Beginning on January 1, 2013, I kept track of every time someone that I was trying to help at work called me a bad name or said something nasty to me. Now, let me remind you that I work part time, so in 2013, I worked 0approximately 192 days (with time off for vacation accounted for and only working 4 days a week regularly). In those approximately 190 days, I was called names/cursed at 95 times.

Even I was surprised at the number. You see, I expected that if it were that high, I'd be frustrated and ready to quit my job. I expected that I'd feel defeated and angry even. But last week, I worked my last day of 2013 and the count was finished, and all I felt was sadness.

Sadness? Yes.

I spent time this year talking to people who have worked as prostitutes, ladies who dance naked for a living, people who have served prison time for child abuse and drug charges, people who are wealthy, people who are poor, people who are addicted, people who are gay, people who are straight , people who believe in Jesus, people who vehemently deny His existence, and everyone in between.  One of the greatest things about my job is that I'm able to talk with folks of all walks of life. I love that! I love talking and getting to know people who don't think like I do or live like I do. I believe we are supposed to spend time with people who are different than us. But I digress...

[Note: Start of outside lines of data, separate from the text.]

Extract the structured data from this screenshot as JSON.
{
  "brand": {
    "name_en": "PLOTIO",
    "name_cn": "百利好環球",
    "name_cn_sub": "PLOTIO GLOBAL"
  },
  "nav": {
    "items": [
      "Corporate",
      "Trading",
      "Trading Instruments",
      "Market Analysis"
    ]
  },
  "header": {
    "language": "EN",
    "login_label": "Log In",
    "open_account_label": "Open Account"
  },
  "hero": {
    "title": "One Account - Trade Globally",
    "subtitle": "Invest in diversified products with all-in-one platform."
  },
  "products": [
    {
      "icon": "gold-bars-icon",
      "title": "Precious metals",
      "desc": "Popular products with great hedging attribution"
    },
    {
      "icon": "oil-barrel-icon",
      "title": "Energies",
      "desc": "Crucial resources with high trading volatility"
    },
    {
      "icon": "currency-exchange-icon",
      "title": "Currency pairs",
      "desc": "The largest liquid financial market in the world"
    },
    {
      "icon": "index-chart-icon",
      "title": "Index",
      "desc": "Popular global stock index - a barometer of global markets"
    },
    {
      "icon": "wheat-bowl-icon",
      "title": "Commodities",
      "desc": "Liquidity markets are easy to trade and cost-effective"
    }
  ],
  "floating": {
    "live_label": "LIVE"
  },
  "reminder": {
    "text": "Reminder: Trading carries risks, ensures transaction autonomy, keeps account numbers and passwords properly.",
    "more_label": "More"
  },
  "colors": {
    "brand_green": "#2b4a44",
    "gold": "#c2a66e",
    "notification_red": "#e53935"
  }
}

Out of all of the people I listed above, do you want to know who it is that spoke the worst to me, and is one of only two or three that I actually remember specifically? It's probably not who some of you would guess. The one person who treated me the worst and sticks out most in my mind is the pastor who is nasty when he calls.

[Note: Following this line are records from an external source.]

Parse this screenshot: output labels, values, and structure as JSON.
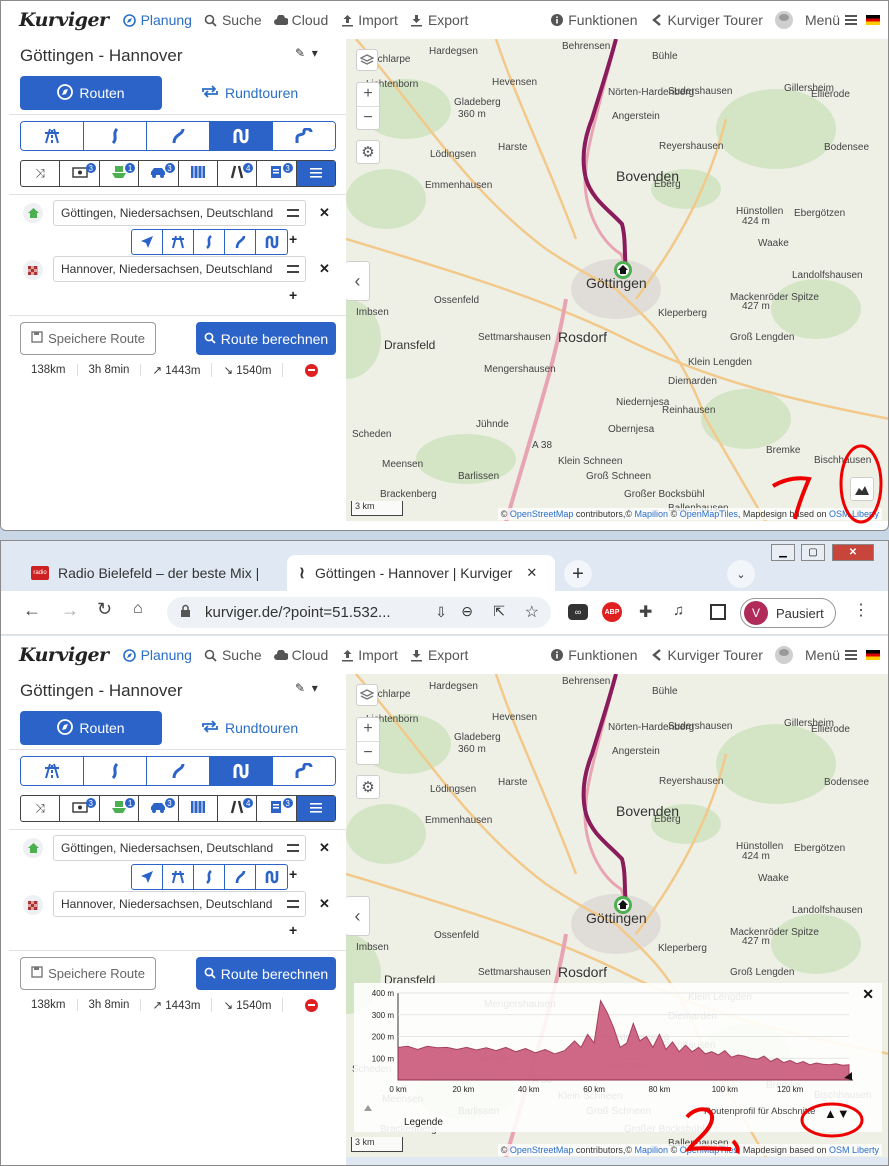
{
  "app": {
    "logo": "Kurviger",
    "nav": [
      {
        "label": "Planung",
        "icon": "compass-icon"
      },
      {
        "label": "Suche",
        "icon": "search-icon"
      },
      {
        "label": "Cloud",
        "icon": "cloud-icon"
      },
      {
        "label": "Import",
        "icon": "upload-icon"
      },
      {
        "label": "Export",
        "icon": "download-icon"
      }
    ],
    "nav_right": [
      {
        "label": "Funktionen",
        "icon": "info-icon"
      },
      {
        "label": "Kurviger Tourer",
        "icon": "tourer-icon"
      },
      {
        "label": "Menü",
        "icon": "hamburger-icon"
      }
    ]
  },
  "route": {
    "title": "Göttingen - Hannover",
    "tab_routen": "Routen",
    "tab_rundtouren": "Rundtouren",
    "start": "Göttingen, Niedersachsen, Deutschland",
    "end": "Hannover, Niedersachsen, Deutschland",
    "option_badges": [
      "3",
      "1",
      "3",
      "",
      "4",
      "3"
    ],
    "save_label": "Speichere Route",
    "calc_label": "Route berechnen",
    "stats": {
      "distance": "138km",
      "time": "3h 8min",
      "ascent": "↗ 1443m",
      "descent": "↘ 1540m"
    }
  },
  "map": {
    "labels": [
      "Hardegsen",
      "Behrensen",
      "Bühle",
      "Schlarpe",
      "Lichtenborn",
      "Hevensen",
      "Gladeberg",
      "360 m",
      "Sudershausen",
      "Gillersheim",
      "Ellierode",
      "Nörten-Hardenberg",
      "Angerstein",
      "Harste",
      "Reyershausen",
      "Bodensee",
      "Lödingsen",
      "Bovenden",
      "Eberg",
      "Emmenhausen",
      "Hünstollen",
      "424 m",
      "Ebergötzen",
      "Waake",
      "Göttingen",
      "Landolfshausen",
      "Ossenfeld",
      "Mackenröder Spitze",
      "427 m",
      "Kleperberg",
      "Imbsen",
      "Rosdorf",
      "Groß Lengden",
      "Settmarshausen",
      "Dransfeld",
      "Klein Lengden",
      "Mengershausen",
      "Diemarden",
      "Niedernjesa",
      "Reinhausen",
      "Jühnde",
      "Obernjesa",
      "Scheden",
      "Bremke",
      "Bischhausen",
      "Klein Schneen",
      "Meensen",
      "Barlissen",
      "Groß Schneen",
      "Brackenberg",
      "Großer Bocksbühl",
      "Ballenhausen",
      "A 38"
    ],
    "scale": "3 km",
    "attribution": {
      "pre": "© ",
      "osm": "OpenStreetMap",
      "mid": " contributors,© ",
      "mapilion": "Mapilion",
      "sep": " © ",
      "tiles": "OpenMapTiles",
      "tail": ", Mapdesign based on ",
      "liberty": "OSM Liberty"
    }
  },
  "browser": {
    "tabs": [
      "Radio Bielefeld – der beste Mix |",
      "Göttingen - Hannover | Kurviger"
    ],
    "url": "kurviger.de/?point=51.532...",
    "profile_initial": "V",
    "profile_status": "Pausiert",
    "abp": "ABP"
  },
  "elevation": {
    "y_ticks": [
      "400 m",
      "300 m",
      "200 m",
      "100 m"
    ],
    "x_ticks": [
      "0 km",
      "20 km",
      "40 km",
      "60 km",
      "80 km",
      "100 km",
      "120 km"
    ],
    "legend": "Legende",
    "profile_label": "Routenprofil für Abschnitte",
    "toggle": "▲▼"
  },
  "chart_data": {
    "type": "area",
    "xlabel": "",
    "ylabel": "",
    "xlim": [
      0,
      138
    ],
    "ylim": [
      0,
      400
    ],
    "x": [
      0,
      3,
      6,
      9,
      12,
      15,
      18,
      21,
      24,
      27,
      30,
      33,
      36,
      39,
      42,
      45,
      48,
      51,
      54,
      56,
      58,
      60,
      62,
      64,
      66,
      68,
      70,
      72,
      74,
      76,
      78,
      80,
      82,
      84,
      86,
      88,
      90,
      92,
      94,
      96,
      98,
      100,
      102,
      104,
      106,
      108,
      110,
      112,
      114,
      116,
      118,
      120,
      122,
      124,
      126,
      128,
      130,
      132,
      134,
      136,
      138
    ],
    "values": [
      150,
      155,
      140,
      155,
      148,
      150,
      140,
      150,
      138,
      148,
      135,
      150,
      130,
      145,
      125,
      140,
      120,
      135,
      180,
      150,
      210,
      170,
      365,
      310,
      240,
      150,
      170,
      260,
      180,
      200,
      150,
      210,
      140,
      175,
      130,
      160,
      130,
      150,
      120,
      130,
      115,
      135,
      105,
      115,
      110,
      100,
      95,
      110,
      85,
      100,
      80,
      90,
      75,
      85,
      70,
      78,
      72,
      70,
      75,
      68,
      70
    ]
  },
  "annotations": {
    "one": "1",
    "two": "2"
  }
}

I talk to him regularly. It's never been good. I have never had a conversation  with him that left me smiling. Truth be told, if I were not secure in my faith and my personal relationship with Jesus, I'd never want anything to do with Christ or any of his followers at all after talking with this guy. And so I'm left with overwhelming sadness by this.

Here's the deal. I can't expect those I work with or come across in my day to day life who do not believe in Jesus or have a relationship with him to act like Jesus. None of us can. It's ludicrous to expect that. But if we DO profess to love Jesus and His word, and we say that we want our lives to reflect His, then we better be living like He actually lived.

I'm tired of the arguing, the backbiting, the gossip, the hatred, the plain ol' meanness that I see among believers, myself included. Before you think that I'm getting on a high horse, please hear me say that I am an offender too. I've claimed the name of Jesus while looking down on others. I've hurt people, even if it is unintentional. When we fail to try and get to know the real person and not just what we see on the outside, we aren't acting like Jesus. I don't like it when someone does that to me, and I have no business doing it to others.

One of my goals for this year is to spend more time with people whose lives look differently than mine. I want to really love people, and if that's my goal, well then I have to KNOW them better. I want my life to really look like Jesus' life, and let's be honest, Jesus was constantly offending the religious leaders. I'm not saying that I want to offend people in the church; that's not my goal. But I don't want to keep from really loving people just because I'm afraid of what some in the church might think. I want people to see Jesus in my actions, hear him in my words, and feel him in my touch. It will mean getting out of my comfort zone, getting dirty at times even. But if I really want to be like Jesus, I have to act like Jesus, and when I read the Scriptures, I see Jesus hanging with those who weren't like him and serving them.

John 15:8 records Jesus saying this: "When you produce much fruit, you are my true disciples. This brings great glory to my Father".

Oh, how I want to produce much fruit in 2014!

No more keeping count of the times someone curses me this year. I don't need it. Here's to fresh starts with a God who never leaves me alone. May I bring him much glory this year.